Work-Life Integration v. Work-Life Balance: Are We Missing the Point?
There has been a lot written in recent years about Work-Life Balance v. Work-Life Integration. The words “balance” and “integration” have been dissected to the point that they simultaneously feel like synonyms and antonyms. What is it, though, that we are really trying to get at?
The concept of Work-Life Balance entered into my psyche for the first time around 2004. I was early in my law school career, and all around me my peers were asking the law firms they were interviewing with whether or not they supported “work-life balance”, and if so, how? Simultaneously, I was working as a law clerk at the firm that I was a paralegal with prior to starting law school, and ultimately would stay with for a number of years after graduation. While law students were asking about work-life balance, the attorneys at firms were scratching their heads, wondering what in the world were these law students talking about? There is no balance at the beginning of your legal career – there is only work-work balance, and “life” gets the scraps that are left over when you are exhausted and have nothing to give. That’s how they did it, and if it was good enough for them, it was good enough for the next generation.
Fast forward to my years working within the technology start-up sector. Not only was Work-Life Balance a term relegated to the past, but we had to come up with a new phrase to signify how it is that we approach managing work and personal life. Enter….”Work-Life Integration”. With the technological advances of email, smart phones, mobile applications, etc…we as humans are more accessible than ever, and so is every part of our life. We live and die by our calendars, creating separate ones for personal/social, work and even our custody schedules. We share them with others so they know where to find us, and when. We have our work email on our personal devices and our personal email on our work devices so we are at the ready for anything, at any time. Hence – we have integrated. There are no boundaries between work and personal. We can work at soccer practice, and we can watch a live-streamed school play from the comfort of our offices when in the midst of a high pressure transaction.
But…is this the zenith? At this point in my life and my career, I find myself full of questions with very few answers. Each question begets more questions. My children want to show me what is important to them, without the ping from my phone interrupting the attention they are receiving. When I am working on a deliverable for a client, they want to know that what they are paying me for has my full attention.

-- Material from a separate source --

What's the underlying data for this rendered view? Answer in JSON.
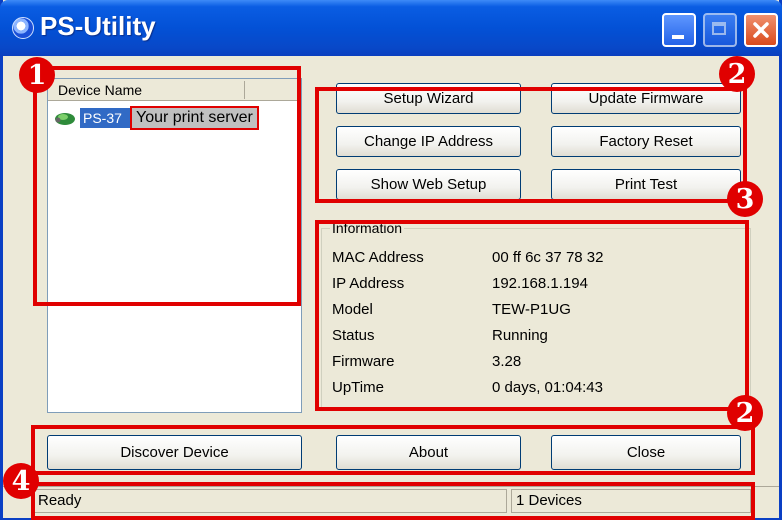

How can I have it ALL? CAN I have it all? What does it even MEAN to have it all?? Is this where we want to be? Or, have we lost touch with what it means to be a fully and wholly integrated person walking through the many avenues of life? There are so many facets to who we are as individuals. Yes, of course, we have our professional aspirations. We have our personal lives that could include partners, children, hobbies, friendships, exercise, spiritual practices, etc. But, is it necessary that they continue to be defined separately? If we are one person, is it possible that we could bring the aspects that make us most productive in the work setting into our homes? And the aspects that make us the most fulfilled in our homes into our work settings? What if we offered our co-workers, our friends and our families the best of all aspects of ourselves.
In addition to this, what would it mean to truly be present for each moment in our lives? To not bifurcate and watch our niece’s play in a live stream, but to actually be present for it and not touch our cell phone come hell or high water until it is over? Or to be present for the deal in the office that needs our full attention and go ahead and outsource soccer practice that night to someone who can be present for that?
We have come a long way in this conversation. But, perhaps we still continue to miss the point. Work v. Life. Balance v. Integration. Whole v. Separate. Where are you?